veterans and active duty military on this tuesday, veterans day. thank you for being here with us. i'm brian williams. we, of course, hope to see you right back here tomorrow evening. goodnight. [ playing "taps" ] i'm not ray rice, you know. i'm not any of these other guys. >> right now at 6:00, ready to move forward. cleared of domestic abuse charges, 49ers star ray mcdonald says it is time now to focus on repairing relationships on and off the field. good evening, and thanks for joining us. i'm jessica aguirre. >> and i'm raj mathai. a very personal day at 49ers headquarters. not just football. controversial legal and social issues took center stage. ray mcdonald and aldon smith with rare interviews about their
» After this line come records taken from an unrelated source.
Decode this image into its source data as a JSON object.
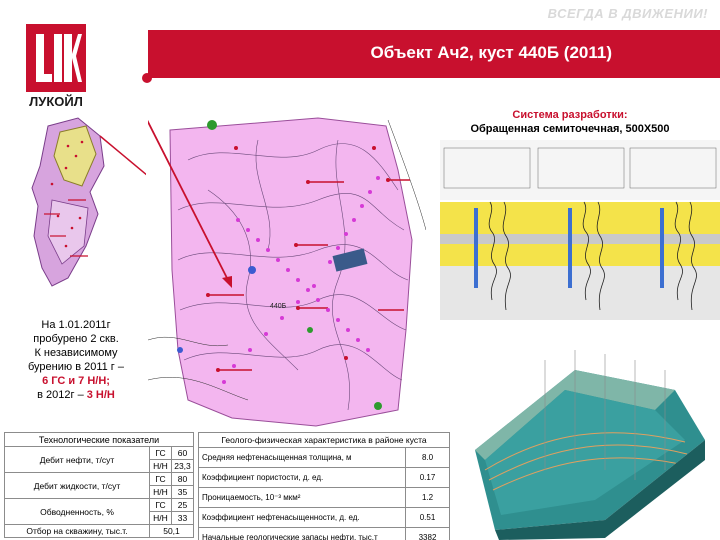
{
  "header": {
    "slogan": "ВСЕГДА В ДВИЖЕНИИ!",
    "title": "Объект Ач2, куст 440Б (2011)",
    "logo_text": "ЛУКОЙЛ"
  },
  "system": {
    "line1": "Система разработки:",
    "line2": "Обращенная семиточечная, 500X500"
  },
  "map": {
    "cluster_label": "440Б"
  },
  "drilled": {
    "line1": "На 1.01.2011г",
    "line2": "пробурено 2 скв.",
    "line3": "К независимому",
    "line4": "бурению в 2011 г –",
    "line5": "6 ГС и 7 Н/Н;",
    "line6": "в 2012г – ",
    "line6_hl": "3 Н/Н"
  },
  "tech_table": {
    "header": "Технологические показатели",
    "rows": [
      {
        "label": "Дебит нефти, т/сут",
        "gs_type": "ГС",
        "gs_val": "60",
        "nn_type": "Н/Н",
        "nn_val": "23,3"
      },
      {
        "label": "Дебит жидкости, т/сут",
        "gs_type": "ГС",
        "gs_val": "80",
        "nn_type": "Н/Н",
        "nn_val": "35"
      },
      {
        "label": "Обводненность, %",
        "gs_type": "ГС",
        "gs_val": "25",
        "nn_type": "Н/Н",
        "nn_val": "33"
      }
    ],
    "last_label": "Отбор на скважину, тыс.т.",
    "last_value": "50,1"
  },
  "geo_table": {
    "header": "Геолого-физическая характеристика в районе куста",
    "rows": [
      {
        "label": "Средняя нефтенасыщенная толщина, м",
        "value": "8.0"
      },
      {
        "label": "Коэффициент пористости, д. ед.",
        "value": "0.17"
      },
      {
        "label": "Проницаемость, 10⁻³ мкм²",
        "value": "1.2"
      },
      {
        "label": "Коэффициент нефтенасыщенности, д. ед.",
        "value": "0.51"
      },
      {
        "label": "Начальные геологические запасы нефти, тыс.т",
        "value": "3382"
      }
    ]
  }
}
off-field issues that jeopardized their careers. nannette miranda joins us from levi's stadium with the story. >> reporter: the two troubled players are in good standing now and both want all that drama behind them. >> you know, i just had to keep my mouth shut and let the whole process play out. >> reporter: 49er player ray mcdonald finally breaks his silence after his august 31st arrest for domestic violence. the santa clara district attorney's office just cleared him yesterday of the charges because of lack of evidence. >> i'm not the kind of guy that would, you know, put my hands on a woman like that. you know, they know that so my teammates know it, my friends know it, everybody knows what kind of guy i am. i'm just looking to get past this. >> reporter: the team received a lot of criticism for playing him during the process while the baltimore ravens cut ray rice for similar charges. but mcdonald wants i